The research, published in Molecular Nutrition and Food Research, reports for the first time that sulforaphane – one of the primary phytochemicals in broccoli and other cruciferous vegetables – is able to selectively target and kill cancer cells, while leaving normal cells healthy and unaffected.
“It is well documented that sulforaphane can target cancer cells through multiple chemopreventive mechanisms," said the authors, led by Dr Emily Ho, associate professor at the Linus Pauling Institute at Oregon State University, USA.
“Here we show for the first time that sulforaphane selectively targets benign hyperplasia cells and cancerous prostate cells while leaving the normal prostate cells unaffected,” they added.
The tissue of cruciferous vegetables, such as broccoli, cauliflower, and cabbage, contain high levels of the plant chemicals glucosinolates. These are metabolized by the body into isothiocyanates (such as sulforaphane), which have been suggested to be powerful anti-cancer agents.
As such, the potential health benefits of broccoli have led to a range of commercial supplements on the market. But Dr Ho said that it is important to demonstrate that sulforaphane is safe and effective for use in cancer prevention.
“Just because a phytochemical or nutrient is found in food doesn't always mean its safe, and a lot can also depend on the form or levels consumed,” she said.
“But [sulforaphane] does appear to be a phytochemical that can selectively kill cancer cells,” she affirmed.
The authors reported that SFN “selectively induced” cell death in cancer cell lines, but not in healthy cell tissue.
SFN exerts differential effects on cell proliferation, HDAC activity and downstream targets in normal and cancer cells.
The study also found that sulforaphane acts to inhibit histone deacetylase (HDAC) enzymes – a group of enzymes that play an important role in access to DNA and genes expression, including expression of tumor suppressor genes.
Due to its importance, HDAD inhibition is being targeted from both a pharmaceutical and dietary approach as important and promising field in cancer treatment, said the authors.
Ho and her colleagues said sulforaphane from dietary sources can help to turn on silenced genes and restore normal cellular function.
They added that their results “provide further support for the relevance of sulforaphane as a dietary HDAC inhibitor and chemopreventive [cancer preventing] agent” by showing that sulforaphane can selectively target cancer cells while leaving normal cells virtually unaffected.
Source: Molecular Nutrition & Food Research
Published online ahead of print, doi: 10.1002/mnfr.201000547

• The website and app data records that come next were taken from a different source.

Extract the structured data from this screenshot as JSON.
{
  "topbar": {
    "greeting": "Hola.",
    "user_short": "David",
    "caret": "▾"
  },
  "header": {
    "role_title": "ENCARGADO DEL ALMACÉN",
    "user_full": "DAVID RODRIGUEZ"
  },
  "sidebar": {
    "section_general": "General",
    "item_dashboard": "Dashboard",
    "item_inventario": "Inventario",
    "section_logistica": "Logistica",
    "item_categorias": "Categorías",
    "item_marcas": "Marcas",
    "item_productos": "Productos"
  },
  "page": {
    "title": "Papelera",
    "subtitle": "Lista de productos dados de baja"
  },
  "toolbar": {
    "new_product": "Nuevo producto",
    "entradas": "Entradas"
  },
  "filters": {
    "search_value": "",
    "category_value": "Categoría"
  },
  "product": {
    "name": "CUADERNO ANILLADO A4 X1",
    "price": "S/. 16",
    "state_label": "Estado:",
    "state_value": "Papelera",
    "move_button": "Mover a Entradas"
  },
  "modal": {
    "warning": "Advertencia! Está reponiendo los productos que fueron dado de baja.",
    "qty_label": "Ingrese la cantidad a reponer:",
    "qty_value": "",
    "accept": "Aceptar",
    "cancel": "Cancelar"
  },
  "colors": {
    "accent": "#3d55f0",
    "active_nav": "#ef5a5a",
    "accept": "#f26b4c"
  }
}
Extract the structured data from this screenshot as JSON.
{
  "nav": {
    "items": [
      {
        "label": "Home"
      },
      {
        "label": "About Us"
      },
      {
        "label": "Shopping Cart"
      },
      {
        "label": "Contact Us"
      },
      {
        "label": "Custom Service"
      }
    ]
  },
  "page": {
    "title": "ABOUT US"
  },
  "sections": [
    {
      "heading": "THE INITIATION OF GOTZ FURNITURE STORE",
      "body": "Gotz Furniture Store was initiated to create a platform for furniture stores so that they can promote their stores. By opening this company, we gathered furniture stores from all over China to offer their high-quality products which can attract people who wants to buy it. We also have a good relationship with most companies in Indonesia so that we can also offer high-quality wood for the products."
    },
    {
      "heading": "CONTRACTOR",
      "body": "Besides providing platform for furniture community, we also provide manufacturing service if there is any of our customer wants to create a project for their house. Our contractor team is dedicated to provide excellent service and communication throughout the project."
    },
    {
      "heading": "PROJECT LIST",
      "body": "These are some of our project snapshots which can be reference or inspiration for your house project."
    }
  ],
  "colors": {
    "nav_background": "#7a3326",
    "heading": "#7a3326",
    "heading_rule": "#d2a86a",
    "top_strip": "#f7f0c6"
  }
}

“Differential effects of sulforaphane on histone deacetylases, cell cycle arrest and apoptosis in normal prostate cells versus hyperplastic and cancerous prostate cells”
Authors: J.D. Clarke, A. Hsu, Z. Yu, R.H. Dashwood, E. Ho